Although every sentient being wishes to be free from suffering and to have happiness, nobody guides them in the methods to attain these goals. They seek to achieve that which goes against their best interests. Every single sentient being has been immeasurably kind to us, just like our mother in this life. In the case of children, if we do not go and help them, then who will?

Sentient beings are just like our mothers.  As their children, it is our duty to help them attain happiness and all the causes of happiness, and be free from suffering and all the causes of suffering. The greater our awareness of the unbearable suffering of sentient beings, the more profound will be our gratitude and loving-kindness towards them. In addition, our feeling of responsibility to rescue them will increase. With this strong sense of responsibility, the heartfelt wish to devote our best efforts to help and to benefit sentient beings will naturally arise.

When the above six causes have come to fruition they will generate Bodhicitta.

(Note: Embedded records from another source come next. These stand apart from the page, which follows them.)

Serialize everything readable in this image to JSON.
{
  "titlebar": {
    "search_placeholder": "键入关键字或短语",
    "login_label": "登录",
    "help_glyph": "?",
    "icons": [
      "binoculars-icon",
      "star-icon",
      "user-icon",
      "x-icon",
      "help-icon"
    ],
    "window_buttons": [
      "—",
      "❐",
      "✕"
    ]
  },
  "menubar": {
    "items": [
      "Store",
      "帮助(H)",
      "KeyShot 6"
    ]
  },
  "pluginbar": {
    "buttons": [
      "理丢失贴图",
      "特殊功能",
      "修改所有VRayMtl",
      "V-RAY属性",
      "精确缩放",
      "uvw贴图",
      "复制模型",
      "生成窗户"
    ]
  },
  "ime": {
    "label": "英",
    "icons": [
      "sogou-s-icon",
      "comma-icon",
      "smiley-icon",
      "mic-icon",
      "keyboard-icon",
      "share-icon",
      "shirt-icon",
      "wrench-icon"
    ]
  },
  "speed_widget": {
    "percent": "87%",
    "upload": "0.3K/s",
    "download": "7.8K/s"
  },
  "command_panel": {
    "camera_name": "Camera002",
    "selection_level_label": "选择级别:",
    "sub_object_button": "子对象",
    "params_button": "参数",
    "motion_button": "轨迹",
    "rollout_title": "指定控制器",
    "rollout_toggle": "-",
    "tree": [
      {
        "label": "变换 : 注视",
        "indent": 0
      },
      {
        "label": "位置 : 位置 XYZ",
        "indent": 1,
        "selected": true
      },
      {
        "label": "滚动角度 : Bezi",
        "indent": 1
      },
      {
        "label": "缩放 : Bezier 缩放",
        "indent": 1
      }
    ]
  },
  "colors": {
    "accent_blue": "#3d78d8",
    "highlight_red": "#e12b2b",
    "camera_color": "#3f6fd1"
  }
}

When we have given rise to the sense of responsibility to rescue all sentient beings, we will find ways to attain this purpose. There are only two methods to help free sentient beings from suffering in this life and the next. The first is to assist sentient beings in understanding the principle of cause and effect. We should encourage them to stop negative thoughts and actions, and to think and act positively. In this way the merit of attaining a human or godly realm will continuously increase and in the next life we will not fall into the lower realms. The second is for sentient beings to realise the wisdom of emptiness and completely reject the concept of self and the belief in the existence of independent phenomena.  We need to purify all our habitual tendencies and afflictive emotions. In this way we will permanently be free from the suffering of samsara. This is the ultimate method. In order to rescue sentient beings, so that they may be permanently free from suffering and attain happiness, we ourselves must attain the perfect wisdom of emptiness and the omniscience of Buddha. This means attaining Buddhahood in order to benefit sentient beings. Obtaining the omniscience of Buddha is to attain the same state as Buddha. This way is called aspiring to Bodhicitta.

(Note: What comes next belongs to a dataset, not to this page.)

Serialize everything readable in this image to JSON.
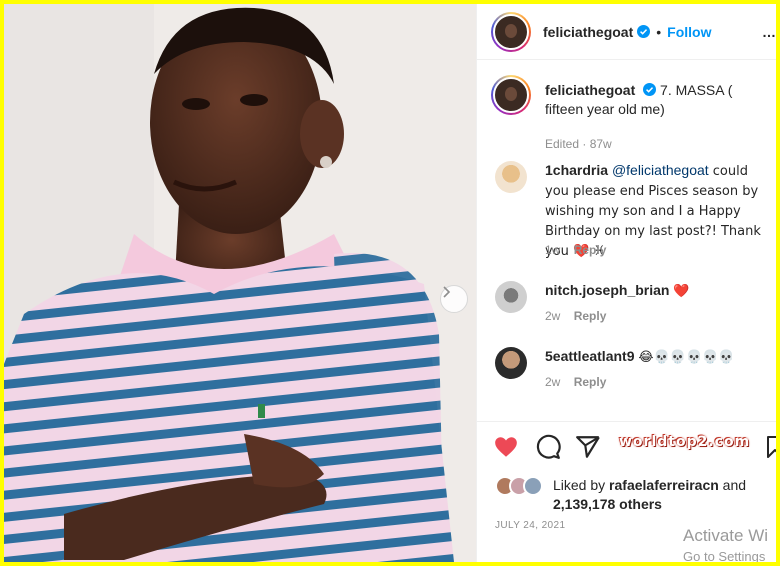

In the beginning, it is very difficult to give rise to loving-kindness towards all sentient beings. So first begin by visualising individuals and then expand your visualisation to include every single sentient being. This is very important or the visualisation of all related sentient beings will become blurred, and our loving-kindness will not become strong and stable. Then, when we meet other people, we will start to doubt whether we truly wish for them to have happiness. Our visualisation will gradually improve, step by step, starting with the easiest object to visualise and gradually expanding it to include our most difficult object of visualisation. In this way, our loving-kindness towards others will become very, very easy. Eventually, no matter where we are, in whatever situation, our loving-kindness will naturally arise.

This chapter is part of: Introduction Course - Part 2: Bodhichitta